→ Your task: Look for the word "username" in the entries and copy every line where it shows up.

(Data records for software interfaces)
━━━━━━━━━━

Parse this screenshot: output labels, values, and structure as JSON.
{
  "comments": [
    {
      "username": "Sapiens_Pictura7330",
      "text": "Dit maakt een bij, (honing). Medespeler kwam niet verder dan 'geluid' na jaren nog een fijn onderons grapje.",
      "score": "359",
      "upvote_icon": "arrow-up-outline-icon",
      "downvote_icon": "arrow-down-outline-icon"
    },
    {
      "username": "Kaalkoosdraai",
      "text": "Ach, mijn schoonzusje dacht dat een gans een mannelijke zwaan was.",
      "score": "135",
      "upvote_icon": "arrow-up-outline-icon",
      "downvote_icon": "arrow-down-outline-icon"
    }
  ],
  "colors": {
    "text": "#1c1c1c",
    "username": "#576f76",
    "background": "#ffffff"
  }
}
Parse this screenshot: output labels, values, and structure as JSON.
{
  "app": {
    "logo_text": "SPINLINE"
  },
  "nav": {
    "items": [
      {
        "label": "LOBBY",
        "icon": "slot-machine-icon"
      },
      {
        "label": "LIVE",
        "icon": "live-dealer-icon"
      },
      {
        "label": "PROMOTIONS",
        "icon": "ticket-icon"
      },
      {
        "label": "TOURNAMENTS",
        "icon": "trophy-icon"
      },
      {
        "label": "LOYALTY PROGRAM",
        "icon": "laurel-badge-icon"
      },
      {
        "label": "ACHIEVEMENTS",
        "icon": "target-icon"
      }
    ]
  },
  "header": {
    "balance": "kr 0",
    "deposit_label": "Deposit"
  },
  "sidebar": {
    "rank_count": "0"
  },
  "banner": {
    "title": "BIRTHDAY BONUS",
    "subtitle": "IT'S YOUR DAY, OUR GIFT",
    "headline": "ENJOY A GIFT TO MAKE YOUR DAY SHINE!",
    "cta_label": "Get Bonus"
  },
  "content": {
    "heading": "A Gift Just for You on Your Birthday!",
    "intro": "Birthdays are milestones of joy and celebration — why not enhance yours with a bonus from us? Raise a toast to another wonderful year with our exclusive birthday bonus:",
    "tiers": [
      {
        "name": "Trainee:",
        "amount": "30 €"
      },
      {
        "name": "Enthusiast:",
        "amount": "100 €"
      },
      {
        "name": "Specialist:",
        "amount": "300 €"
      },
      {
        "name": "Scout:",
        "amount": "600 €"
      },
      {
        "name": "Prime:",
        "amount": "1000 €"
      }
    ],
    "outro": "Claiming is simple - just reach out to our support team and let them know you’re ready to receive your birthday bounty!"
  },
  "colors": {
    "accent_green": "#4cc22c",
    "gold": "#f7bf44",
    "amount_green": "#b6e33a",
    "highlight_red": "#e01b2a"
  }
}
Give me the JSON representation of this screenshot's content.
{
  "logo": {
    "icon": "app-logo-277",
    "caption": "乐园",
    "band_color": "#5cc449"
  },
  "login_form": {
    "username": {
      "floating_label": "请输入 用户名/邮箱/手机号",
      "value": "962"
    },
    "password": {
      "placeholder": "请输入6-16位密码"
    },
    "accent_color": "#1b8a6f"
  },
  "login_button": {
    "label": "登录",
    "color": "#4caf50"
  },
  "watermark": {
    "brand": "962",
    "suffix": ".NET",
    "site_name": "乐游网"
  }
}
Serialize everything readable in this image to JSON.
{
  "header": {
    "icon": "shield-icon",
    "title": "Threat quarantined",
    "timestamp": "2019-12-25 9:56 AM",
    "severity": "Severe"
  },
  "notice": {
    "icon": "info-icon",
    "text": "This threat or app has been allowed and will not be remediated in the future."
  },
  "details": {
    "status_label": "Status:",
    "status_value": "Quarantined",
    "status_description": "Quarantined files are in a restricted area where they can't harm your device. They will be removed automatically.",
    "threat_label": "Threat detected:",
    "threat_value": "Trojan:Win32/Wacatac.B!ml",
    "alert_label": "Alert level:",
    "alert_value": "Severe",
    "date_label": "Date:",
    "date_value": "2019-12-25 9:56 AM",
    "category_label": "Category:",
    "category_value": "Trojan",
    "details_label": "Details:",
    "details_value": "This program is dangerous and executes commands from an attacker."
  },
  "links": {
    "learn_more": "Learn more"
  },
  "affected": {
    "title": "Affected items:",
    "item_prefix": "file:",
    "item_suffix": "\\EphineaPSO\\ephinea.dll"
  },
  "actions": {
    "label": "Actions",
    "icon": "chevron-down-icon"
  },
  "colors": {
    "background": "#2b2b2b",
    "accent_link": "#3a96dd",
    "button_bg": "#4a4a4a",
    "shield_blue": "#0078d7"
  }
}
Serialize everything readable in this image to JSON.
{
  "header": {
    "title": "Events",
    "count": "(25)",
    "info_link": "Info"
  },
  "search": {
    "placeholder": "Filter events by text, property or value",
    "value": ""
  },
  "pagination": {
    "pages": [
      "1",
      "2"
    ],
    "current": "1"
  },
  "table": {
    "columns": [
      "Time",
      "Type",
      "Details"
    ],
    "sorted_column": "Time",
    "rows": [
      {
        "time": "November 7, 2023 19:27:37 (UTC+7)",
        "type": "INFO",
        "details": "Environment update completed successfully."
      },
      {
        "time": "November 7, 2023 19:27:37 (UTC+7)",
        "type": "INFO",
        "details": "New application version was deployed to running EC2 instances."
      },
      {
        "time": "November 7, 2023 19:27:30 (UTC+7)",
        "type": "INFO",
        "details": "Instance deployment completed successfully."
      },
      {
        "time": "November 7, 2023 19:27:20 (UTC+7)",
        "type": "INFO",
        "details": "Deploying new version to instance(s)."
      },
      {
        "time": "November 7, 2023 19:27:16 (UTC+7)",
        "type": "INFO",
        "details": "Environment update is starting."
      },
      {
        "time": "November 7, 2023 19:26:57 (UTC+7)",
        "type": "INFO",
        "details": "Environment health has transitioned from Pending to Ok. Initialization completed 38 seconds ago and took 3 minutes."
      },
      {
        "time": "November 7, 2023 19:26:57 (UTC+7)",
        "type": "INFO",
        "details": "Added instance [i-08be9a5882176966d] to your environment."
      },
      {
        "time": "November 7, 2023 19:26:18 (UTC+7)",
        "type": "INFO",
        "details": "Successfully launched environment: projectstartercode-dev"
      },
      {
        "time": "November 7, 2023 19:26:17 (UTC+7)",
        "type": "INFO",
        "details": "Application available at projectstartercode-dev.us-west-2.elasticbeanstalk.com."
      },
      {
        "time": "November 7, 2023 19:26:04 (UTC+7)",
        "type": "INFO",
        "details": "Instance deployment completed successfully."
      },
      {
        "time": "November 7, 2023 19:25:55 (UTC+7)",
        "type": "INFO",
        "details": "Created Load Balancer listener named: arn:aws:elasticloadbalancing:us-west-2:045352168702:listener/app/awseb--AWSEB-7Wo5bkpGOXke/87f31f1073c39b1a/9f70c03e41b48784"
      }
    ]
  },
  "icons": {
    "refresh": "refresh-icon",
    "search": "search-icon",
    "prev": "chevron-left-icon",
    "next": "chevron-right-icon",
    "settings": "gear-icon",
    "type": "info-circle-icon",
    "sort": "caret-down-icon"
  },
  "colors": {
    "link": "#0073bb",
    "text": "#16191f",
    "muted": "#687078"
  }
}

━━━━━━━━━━

→ Solution:
      "username": "Sapiens_Pictura7330",
      "username": "Kaalkoosdraai",
    "username": "#576f76",
    "username": {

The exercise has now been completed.